A war of words over police numbers has erupted between the new Scotland-wide police force’s chief officer and Shetland’s MSP.
Tavish Scott today called on Police Scotland’s chief inspector Stephen House to give an assurance the isles will not lose out when it comes to staffing levels, following a news report Grampian Police could lose out once the new service is introduced in the new financial year.
However Mr House, speaking during a visit to Shetland, insisted the MSP was talking out of turn. He said police numbers should, in fact, increase in Shetland when a recruitment drive for both regular officers and special constables gets underway.
“I’ve read the MSPs press release and frankly I don’t understand what he’s talking about.
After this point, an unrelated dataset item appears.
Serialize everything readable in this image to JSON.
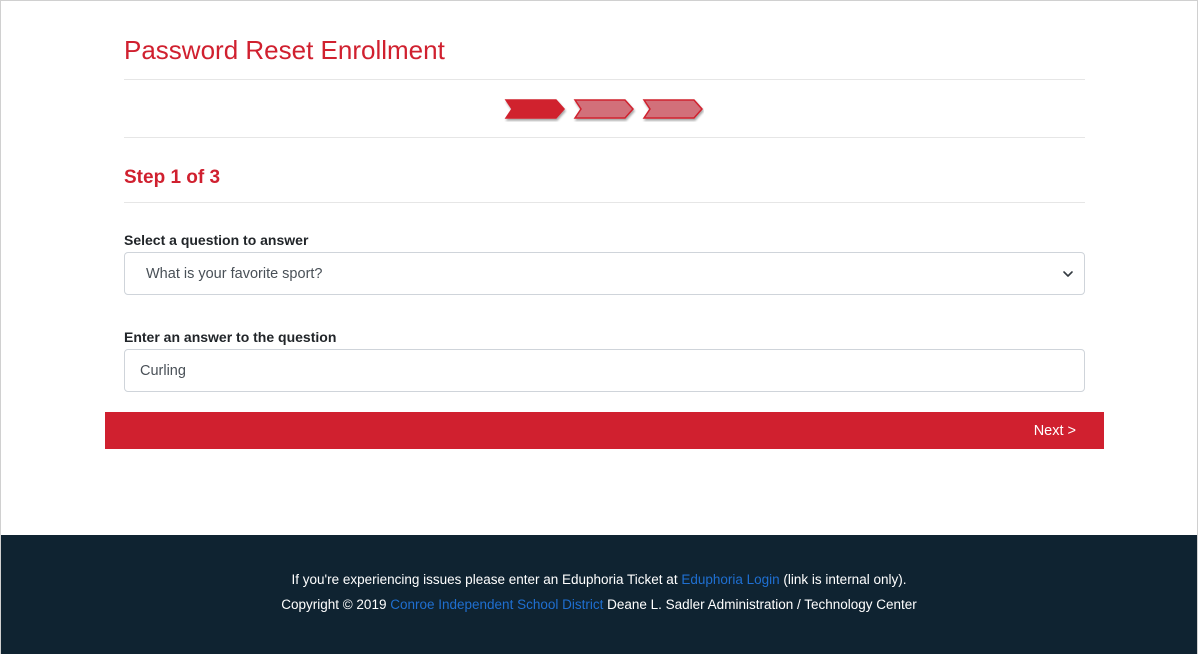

He’s putting words in my mouth. He’s saying that he can explain the reason why I’m here. He can’t because I’ve never spoken to Tavish Scott, and he’s never spoken to me.
“So he can’t explain the reason why I’m here. The reason why I’m here is to meet the cops, to meet many of our partners. It’s not to talk about a reduction in officers because there isn’t going to be a reduction in officers. I don’t know what he’s talking about.”
There are around 40 police officers in Shetland. Area commander for the isles, chief inspector Angus MacInnes, said plans were afoot to repeat a recruitment roadshow for special constables within the next few weeks.
A similar exercise in December, which was aimed at encouraging new recruits to sign up, attracted 13 candidates. But plans for regular, full-time recruits have also emerged following talks with council leaders this afternoon.
“If anyone’s interested in joining the special constabulary, or if anyone is interested in joining Police Scotland, we are recruiting and we’d be happy to hear from them,” said Mr House.
In a statement Mr Scott had said: “There is only one question the chief constable must answer. Will he guarantee that Shetland will keep the same number of police officers and stations that Shetland had as part of the Northern Constabulary?
“Ministers have constantly stated that there will be no cuts to police officer numbers.
“Yet recently in an interview, Stephen House said Grampian could lose staff and stations as a result of the national police force.
“That is the opposite of the spin we got from Justice Secretary Kenny MacAskill when he was in Shetland.
“A centralised national police force is a terrible policy, yet the SNP with Labour support have forced it through Parliament.”
Mr House fiercely defended the decision to change to a national service from the old Northern Constabulary, and insisted services in outlying areas such as Shetland would improve as a result.
He dismissed the notion of the new force being “centralised”. Rather, he said, it was a national force and he insisted that was different.